=== Section Start ===

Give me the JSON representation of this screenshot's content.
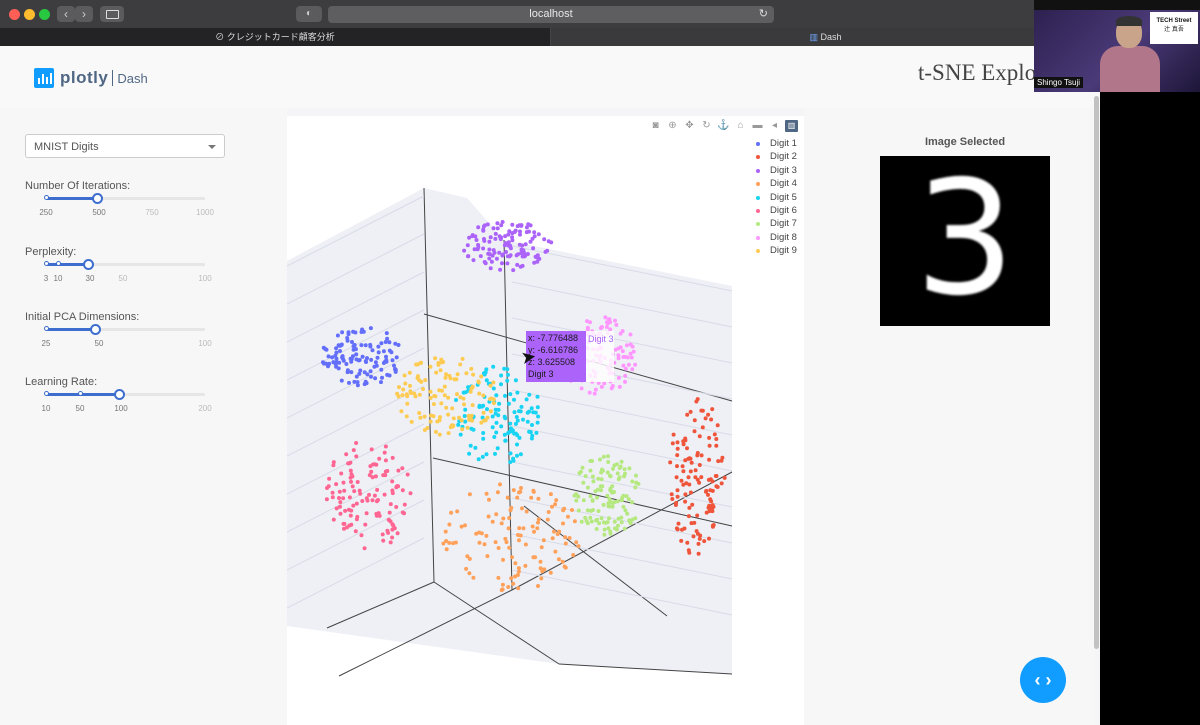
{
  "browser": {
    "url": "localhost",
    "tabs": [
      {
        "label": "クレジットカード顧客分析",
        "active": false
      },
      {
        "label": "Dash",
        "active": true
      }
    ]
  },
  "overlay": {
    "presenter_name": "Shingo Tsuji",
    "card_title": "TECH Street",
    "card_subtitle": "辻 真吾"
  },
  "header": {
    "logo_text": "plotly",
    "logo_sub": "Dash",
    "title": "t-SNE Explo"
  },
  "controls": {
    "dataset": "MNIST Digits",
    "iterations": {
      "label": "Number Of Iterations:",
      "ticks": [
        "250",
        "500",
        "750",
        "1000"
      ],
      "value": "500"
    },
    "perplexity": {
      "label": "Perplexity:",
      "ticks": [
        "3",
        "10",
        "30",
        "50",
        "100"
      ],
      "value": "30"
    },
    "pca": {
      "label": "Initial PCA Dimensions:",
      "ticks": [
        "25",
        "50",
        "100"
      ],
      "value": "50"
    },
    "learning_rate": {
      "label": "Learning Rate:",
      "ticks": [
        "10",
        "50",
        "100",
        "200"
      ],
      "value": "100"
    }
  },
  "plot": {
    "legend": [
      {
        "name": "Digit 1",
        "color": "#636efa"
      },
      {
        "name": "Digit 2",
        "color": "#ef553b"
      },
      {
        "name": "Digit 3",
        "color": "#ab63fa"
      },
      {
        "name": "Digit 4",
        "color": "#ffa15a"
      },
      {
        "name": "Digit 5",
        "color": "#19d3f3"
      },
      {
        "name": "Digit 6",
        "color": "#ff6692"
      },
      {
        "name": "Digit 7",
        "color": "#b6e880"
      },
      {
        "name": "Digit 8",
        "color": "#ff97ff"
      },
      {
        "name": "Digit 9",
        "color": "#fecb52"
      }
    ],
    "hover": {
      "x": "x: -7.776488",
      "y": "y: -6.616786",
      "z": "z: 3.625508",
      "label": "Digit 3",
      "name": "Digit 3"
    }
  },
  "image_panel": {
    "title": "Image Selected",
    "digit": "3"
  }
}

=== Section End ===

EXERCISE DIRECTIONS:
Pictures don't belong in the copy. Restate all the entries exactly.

WRITTEN ANSWER:
Give me the JSON representation of this screenshot's content.
{
  "browser": {
    "url": "localhost",
    "tabs": [
      {
        "label": "クレジットカード顧客分析",
        "active": false
      },
      {
        "label": "Dash",
        "active": true
      }
    ]
  },
  "overlay": {
    "presenter_name": "Shingo Tsuji",
    "card_title": "TECH Street",
    "card_subtitle": "辻 真吾"
  },
  "header": {
    "logo_text": "plotly",
    "logo_sub": "Dash",
    "title": "t-SNE Explo"
  },
  "controls": {
    "dataset": "MNIST Digits",
    "iterations": {
      "label": "Number Of Iterations:",
      "ticks": [
        "250",
        "500",
        "750",
        "1000"
      ],
      "value": "500"
    },
    "perplexity": {
      "label": "Perplexity:",
      "ticks": [
        "3",
        "10",
        "30",
        "50",
        "100"
      ],
      "value": "30"
    },
    "pca": {
      "label": "Initial PCA Dimensions:",
      "ticks": [
        "25",
        "50",
        "100"
      ],
      "value": "50"
    },
    "learning_rate": {
      "label": "Learning Rate:",
      "ticks": [
        "10",
        "50",
        "100",
        "200"
      ],
      "value": "100"
    }
  },
  "plot": {
    "legend": [
      {
        "name": "Digit 1",
        "color": "#636efa"
      },
      {
        "name": "Digit 2",
        "color": "#ef553b"
      },
      {
        "name": "Digit 3",
        "color": "#ab63fa"
      },
      {
        "name": "Digit 4",
        "color": "#ffa15a"
      },
      {
        "name": "Digit 5",
        "color": "#19d3f3"
      },
      {
        "name": "Digit 6",
        "color": "#ff6692"
      },
      {
        "name": "Digit 7",
        "color": "#b6e880"
      },
      {
        "name": "Digit 8",
        "color": "#ff97ff"
      },
      {
        "name": "Digit 9",
        "color": "#fecb52"
      }
    ],
    "hover": {
      "x": "x: -7.776488",
      "y": "y: -6.616786",
      "z": "z: 3.625508",
      "label": "Digit 3",
      "name": "Digit 3"
    }
  },
  "image_panel": {
    "title": "Image Selected",
    "digit": "3"
  }
}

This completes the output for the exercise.